WHAT YOU NEED TO DO: Every record here must be set down once more, precisely as it reads.

Component data from apps and pages:
################

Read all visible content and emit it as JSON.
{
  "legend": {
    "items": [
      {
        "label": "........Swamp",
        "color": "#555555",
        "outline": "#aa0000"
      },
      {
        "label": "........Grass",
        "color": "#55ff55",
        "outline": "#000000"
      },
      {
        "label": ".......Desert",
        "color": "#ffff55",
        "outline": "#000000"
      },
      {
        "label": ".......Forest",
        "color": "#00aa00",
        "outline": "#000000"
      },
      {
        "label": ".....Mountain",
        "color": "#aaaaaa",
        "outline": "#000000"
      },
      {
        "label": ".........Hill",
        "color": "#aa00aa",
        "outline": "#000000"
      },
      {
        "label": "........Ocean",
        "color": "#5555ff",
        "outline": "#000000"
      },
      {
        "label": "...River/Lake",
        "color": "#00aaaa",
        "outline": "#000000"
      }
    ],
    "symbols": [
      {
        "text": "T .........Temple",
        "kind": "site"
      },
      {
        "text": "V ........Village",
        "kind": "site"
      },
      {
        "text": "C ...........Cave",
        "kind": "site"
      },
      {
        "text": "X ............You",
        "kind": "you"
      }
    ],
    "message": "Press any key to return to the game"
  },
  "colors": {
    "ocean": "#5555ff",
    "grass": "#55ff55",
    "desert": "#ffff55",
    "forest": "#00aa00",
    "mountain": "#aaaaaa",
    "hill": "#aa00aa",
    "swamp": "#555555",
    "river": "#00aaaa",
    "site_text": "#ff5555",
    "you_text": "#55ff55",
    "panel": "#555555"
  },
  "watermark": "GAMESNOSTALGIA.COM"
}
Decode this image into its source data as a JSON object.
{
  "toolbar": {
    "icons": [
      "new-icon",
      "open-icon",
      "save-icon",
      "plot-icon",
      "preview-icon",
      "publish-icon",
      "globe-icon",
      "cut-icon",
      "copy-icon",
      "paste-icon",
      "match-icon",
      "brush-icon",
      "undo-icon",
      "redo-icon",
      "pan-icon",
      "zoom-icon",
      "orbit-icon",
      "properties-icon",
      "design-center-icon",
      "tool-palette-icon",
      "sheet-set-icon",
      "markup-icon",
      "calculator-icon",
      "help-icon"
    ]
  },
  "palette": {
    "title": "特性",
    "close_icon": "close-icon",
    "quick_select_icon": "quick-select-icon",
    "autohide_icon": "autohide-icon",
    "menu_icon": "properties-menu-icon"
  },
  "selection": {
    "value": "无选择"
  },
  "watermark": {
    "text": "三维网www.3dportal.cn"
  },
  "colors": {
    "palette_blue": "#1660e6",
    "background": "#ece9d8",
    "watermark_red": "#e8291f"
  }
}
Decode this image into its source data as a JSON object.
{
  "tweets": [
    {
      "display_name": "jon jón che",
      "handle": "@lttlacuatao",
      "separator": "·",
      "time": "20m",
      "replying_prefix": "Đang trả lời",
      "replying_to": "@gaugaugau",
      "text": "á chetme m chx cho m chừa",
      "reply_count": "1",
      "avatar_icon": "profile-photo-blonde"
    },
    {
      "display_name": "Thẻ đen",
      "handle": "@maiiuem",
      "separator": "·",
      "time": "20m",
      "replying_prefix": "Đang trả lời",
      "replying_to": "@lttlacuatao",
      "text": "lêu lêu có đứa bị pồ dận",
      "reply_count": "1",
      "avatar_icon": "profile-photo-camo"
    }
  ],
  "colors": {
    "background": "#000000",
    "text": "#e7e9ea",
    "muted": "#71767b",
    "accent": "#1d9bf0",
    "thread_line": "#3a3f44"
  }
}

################

WRITTEN SOLUTION:
Read all visible content and emit it as JSON.
{
  "legend": {
    "items": [
      {
        "label": "........Swamp",
        "color": "#555555",
        "outline": "#aa0000"
      },
      {
        "label": "........Grass",
        "color": "#55ff55",
        "outline": "#000000"
      },
      {
        "label": ".......Desert",
        "color": "#ffff55",
        "outline": "#000000"
      },
      {
        "label": ".......Forest",
        "color": "#00aa00",
        "outline": "#000000"
      },
      {
        "label": ".....Mountain",
        "color": "#aaaaaa",
        "outline": "#000000"
      },
      {
        "label": ".........Hill",
        "color": "#aa00aa",
        "outline": "#000000"
      },
      {
        "label": "........Ocean",
        "color": "#5555ff",
        "outline": "#000000"
      },
      {
        "label": "...River/Lake",
        "color": "#00aaaa",
        "outline": "#000000"
      }
    ],
    "symbols": [
      {
        "text": "T .........Temple",
        "kind": "site"
      },
      {
        "text": "V ........Village",
        "kind": "site"
      },
      {
        "text": "C ...........Cave",
        "kind": "site"
      },
      {
        "text": "X ............You",
        "kind": "you"
      }
    ],
    "message": "Press any key to return to the game"
  },
  "colors": {
    "ocean": "#5555ff",
    "grass": "#55ff55",
    "desert": "#ffff55",
    "forest": "#00aa00",
    "mountain": "#aaaaaa",
    "hill": "#aa00aa",
    "swamp": "#555555",
    "river": "#00aaaa",
    "site_text": "#ff5555",
    "you_text": "#55ff55",
    "panel": "#555555"
  },
  "watermark": "GAMESNOSTALGIA.COM"
}
Decode this image into its source data as a JSON object.
{
  "toolbar": {
    "icons": [
      "new-icon",
      "open-icon",
      "save-icon",
      "plot-icon",
      "preview-icon",
      "publish-icon",
      "globe-icon",
      "cut-icon",
      "copy-icon",
      "paste-icon",
      "match-icon",
      "brush-icon",
      "undo-icon",
      "redo-icon",
      "pan-icon",
      "zoom-icon",
      "orbit-icon",
      "properties-icon",
      "design-center-icon",
      "tool-palette-icon",
      "sheet-set-icon",
      "markup-icon",
      "calculator-icon",
      "help-icon"
    ]
  },
  "palette": {
    "title": "特性",
    "close_icon": "close-icon",
    "quick_select_icon": "quick-select-icon",
    "autohide_icon": "autohide-icon",
    "menu_icon": "properties-menu-icon"
  },
  "selection": {
    "value": "无选择"
  },
  "watermark": {
    "text": "三维网www.3dportal.cn"
  },
  "colors": {
    "palette_blue": "#1660e6",
    "background": "#ece9d8",
    "watermark_red": "#e8291f"
  }
}
Decode this image into its source data as a JSON object.
{
  "tweets": [
    {
      "display_name": "jon jón che",
      "handle": "@lttlacuatao",
      "separator": "·",
      "time": "20m",
      "replying_prefix": "Đang trả lời",
      "replying_to": "@gaugaugau",
      "text": "á chetme m chx cho m chừa",
      "reply_count": "1",
      "avatar_icon": "profile-photo-blonde"
    },
    {
      "display_name": "Thẻ đen",
      "handle": "@maiiuem",
      "separator": "·",
      "time": "20m",
      "replying_prefix": "Đang trả lời",
      "replying_to": "@lttlacuatao",
      "text": "lêu lêu có đứa bị pồ dận",
      "reply_count": "1",
      "avatar_icon": "profile-photo-camo"
    }
  ],
  "colors": {
    "background": "#000000",
    "text": "#e7e9ea",
    "muted": "#71767b",
    "accent": "#1d9bf0",
    "thread_line": "#3a3f44"
  }
}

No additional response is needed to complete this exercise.